What is required
Each record, minus any picture, should be returned exactly as written.

══════

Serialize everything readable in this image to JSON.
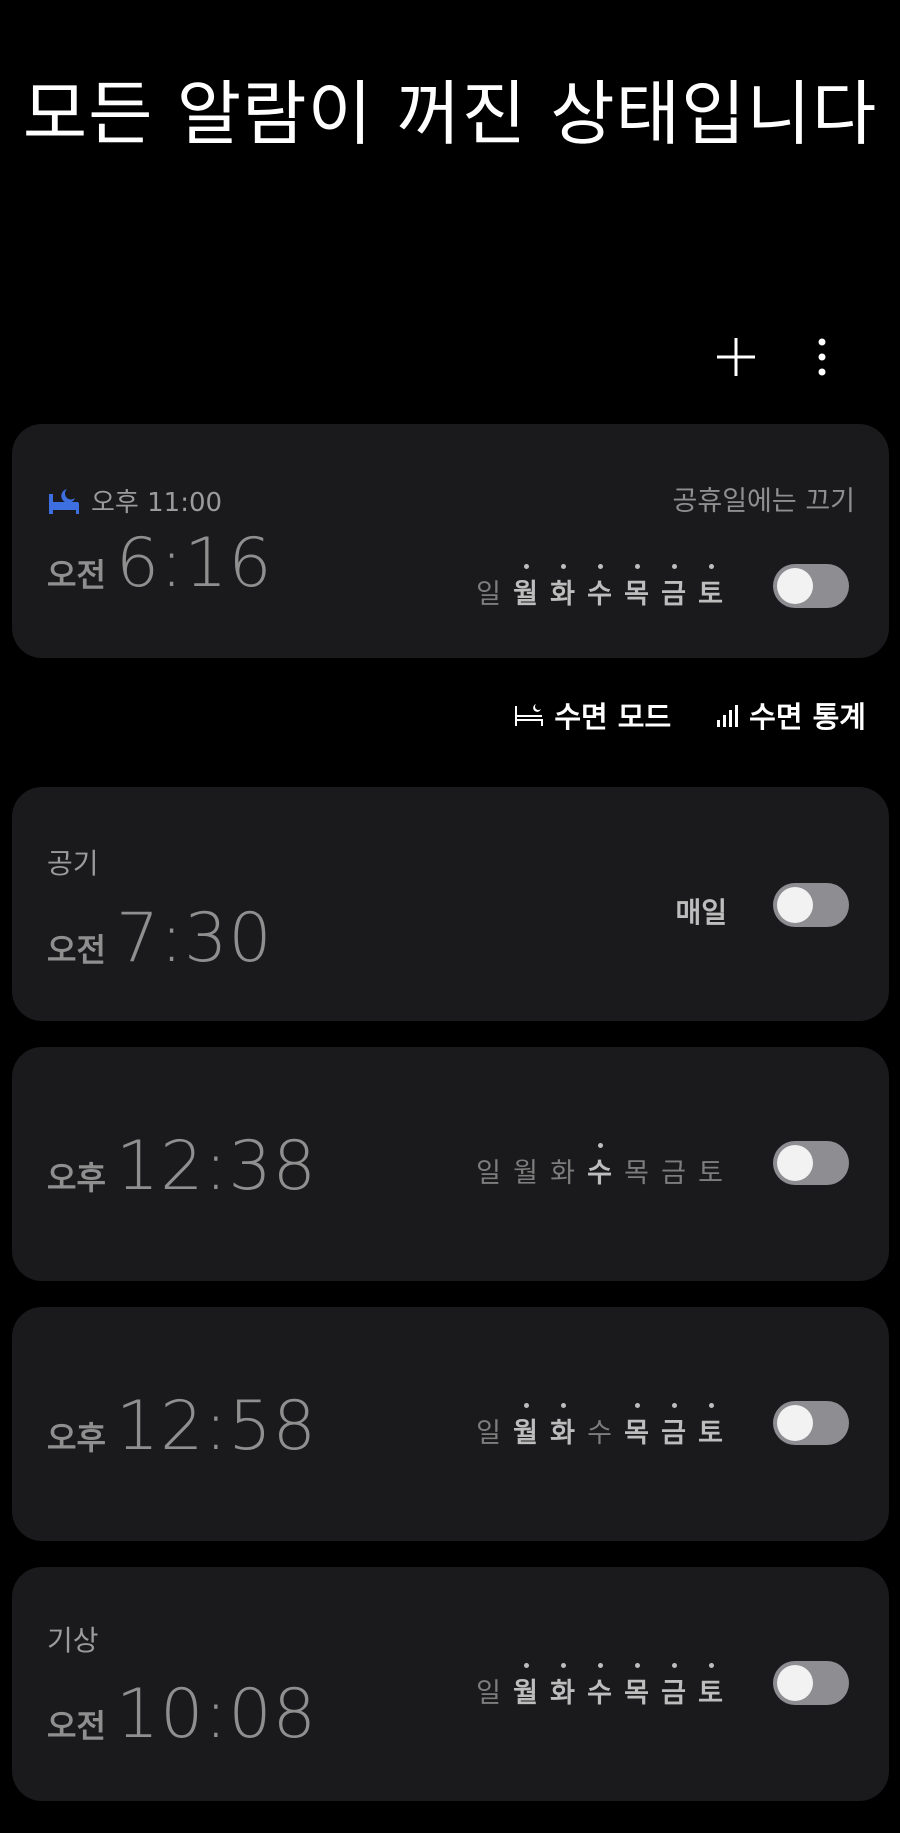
{
  "header": {
    "title": "모든 알람이 꺼진 상태입니다"
  },
  "toolbar": {
    "add_icon": "plus-icon",
    "more_icon": "more-vertical-icon"
  },
  "colors": {
    "card_bg": "#1a1a1c",
    "toggle_off": "#8e8e92",
    "bedtime_icon": "#3e6fe0"
  },
  "weekday_labels": [
    "일",
    "월",
    "화",
    "수",
    "목",
    "금",
    "토"
  ],
  "sleep_card": {
    "bedtime": "오후 11:00",
    "holiday_text": "공휴일에는 끄기",
    "ampm": "오전",
    "time": "6:16",
    "days_on": [
      false,
      true,
      true,
      true,
      true,
      true,
      true
    ],
    "enabled": false
  },
  "links": {
    "sleep_mode": "수면 모드",
    "sleep_stats": "수면 통계"
  },
  "alarms": [
    {
      "label": "공기",
      "ampm": "오전",
      "time": "7:30",
      "repeat_text": "매일",
      "enabled": false
    },
    {
      "label": "",
      "ampm": "오후",
      "time": "12:38",
      "days_on": [
        false,
        false,
        false,
        true,
        false,
        false,
        false
      ],
      "enabled": false
    },
    {
      "label": "",
      "ampm": "오후",
      "time": "12:58",
      "days_on": [
        false,
        true,
        true,
        false,
        true,
        true,
        true
      ],
      "enabled": false
    },
    {
      "label": "기상",
      "ampm": "오전",
      "time": "10:08",
      "days_on": [
        false,
        true,
        true,
        true,
        true,
        true,
        true
      ],
      "enabled": false
    }
  ]
}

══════

Written answer
Serialize everything readable in this image to JSON.
{
  "header": {
    "title": "모든 알람이 꺼진 상태입니다"
  },
  "toolbar": {
    "add_icon": "plus-icon",
    "more_icon": "more-vertical-icon"
  },
  "colors": {
    "card_bg": "#1a1a1c",
    "toggle_off": "#8e8e92",
    "bedtime_icon": "#3e6fe0"
  },
  "weekday_labels": [
    "일",
    "월",
    "화",
    "수",
    "목",
    "금",
    "토"
  ],
  "sleep_card": {
    "bedtime": "오후 11:00",
    "holiday_text": "공휴일에는 끄기",
    "ampm": "오전",
    "time": "6:16",
    "days_on": [
      false,
      true,
      true,
      true,
      true,
      true,
      true
    ],
    "enabled": false
  },
  "links": {
    "sleep_mode": "수면 모드",
    "sleep_stats": "수면 통계"
  },
  "alarms": [
    {
      "label": "공기",
      "ampm": "오전",
      "time": "7:30",
      "repeat_text": "매일",
      "enabled": false
    },
    {
      "label": "",
      "ampm": "오후",
      "time": "12:38",
      "days_on": [
        false,
        false,
        false,
        true,
        false,
        false,
        false
      ],
      "enabled": false
    },
    {
      "label": "",
      "ampm": "오후",
      "time": "12:58",
      "days_on": [
        false,
        true,
        true,
        false,
        true,
        true,
        true
      ],
      "enabled": false
    },
    {
      "label": "기상",
      "ampm": "오전",
      "time": "10:08",
      "days_on": [
        false,
        true,
        true,
        true,
        true,
        true,
        true
      ],
      "enabled": false
    }
  ]
}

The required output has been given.